[Exercise]
The answer must consist of every record below, reproduced exactly.

···

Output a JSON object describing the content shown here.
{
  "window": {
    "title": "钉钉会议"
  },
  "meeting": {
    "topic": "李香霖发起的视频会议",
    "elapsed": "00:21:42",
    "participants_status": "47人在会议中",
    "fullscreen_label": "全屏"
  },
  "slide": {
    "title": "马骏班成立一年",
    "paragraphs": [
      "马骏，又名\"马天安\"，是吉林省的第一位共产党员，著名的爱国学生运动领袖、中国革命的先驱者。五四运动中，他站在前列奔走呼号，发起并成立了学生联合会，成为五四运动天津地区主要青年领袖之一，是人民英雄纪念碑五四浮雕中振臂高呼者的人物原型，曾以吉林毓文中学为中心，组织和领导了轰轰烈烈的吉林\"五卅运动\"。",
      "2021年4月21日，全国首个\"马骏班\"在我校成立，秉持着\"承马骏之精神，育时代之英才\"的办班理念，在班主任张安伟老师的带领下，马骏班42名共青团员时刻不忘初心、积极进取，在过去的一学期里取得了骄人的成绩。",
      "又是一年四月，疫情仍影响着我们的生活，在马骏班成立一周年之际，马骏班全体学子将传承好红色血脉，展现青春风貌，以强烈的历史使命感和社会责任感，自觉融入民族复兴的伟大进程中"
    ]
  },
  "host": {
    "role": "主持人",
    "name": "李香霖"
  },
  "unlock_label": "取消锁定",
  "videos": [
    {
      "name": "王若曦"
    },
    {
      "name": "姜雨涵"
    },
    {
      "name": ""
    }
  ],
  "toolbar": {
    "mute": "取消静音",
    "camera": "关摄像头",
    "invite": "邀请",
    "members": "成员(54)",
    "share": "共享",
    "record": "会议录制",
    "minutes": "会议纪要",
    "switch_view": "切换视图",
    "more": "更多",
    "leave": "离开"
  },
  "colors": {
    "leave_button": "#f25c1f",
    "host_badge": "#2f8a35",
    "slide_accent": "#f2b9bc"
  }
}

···

[Your response]
Output a JSON object describing the content shown here.
{
  "window": {
    "title": "钉钉会议"
  },
  "meeting": {
    "topic": "李香霖发起的视频会议",
    "elapsed": "00:21:42",
    "participants_status": "47人在会议中",
    "fullscreen_label": "全屏"
  },
  "slide": {
    "title": "马骏班成立一年",
    "paragraphs": [
      "马骏，又名\"马天安\"，是吉林省的第一位共产党员，著名的爱国学生运动领袖、中国革命的先驱者。五四运动中，他站在前列奔走呼号，发起并成立了学生联合会，成为五四运动天津地区主要青年领袖之一，是人民英雄纪念碑五四浮雕中振臂高呼者的人物原型，曾以吉林毓文中学为中心，组织和领导了轰轰烈烈的吉林\"五卅运动\"。",
      "2021年4月21日，全国首个\"马骏班\"在我校成立，秉持着\"承马骏之精神，育时代之英才\"的办班理念，在班主任张安伟老师的带领下，马骏班42名共青团员时刻不忘初心、积极进取，在过去的一学期里取得了骄人的成绩。",
      "又是一年四月，疫情仍影响着我们的生活，在马骏班成立一周年之际，马骏班全体学子将传承好红色血脉，展现青春风貌，以强烈的历史使命感和社会责任感，自觉融入民族复兴的伟大进程中"
    ]
  },
  "host": {
    "role": "主持人",
    "name": "李香霖"
  },
  "unlock_label": "取消锁定",
  "videos": [
    {
      "name": "王若曦"
    },
    {
      "name": "姜雨涵"
    },
    {
      "name": ""
    }
  ],
  "toolbar": {
    "mute": "取消静音",
    "camera": "关摄像头",
    "invite": "邀请",
    "members": "成员(54)",
    "share": "共享",
    "record": "会议录制",
    "minutes": "会议纪要",
    "switch_view": "切换视图",
    "more": "更多",
    "leave": "离开"
  },
  "colors": {
    "leave_button": "#f25c1f",
    "host_badge": "#2f8a35",
    "slide_accent": "#f2b9bc"
  }
}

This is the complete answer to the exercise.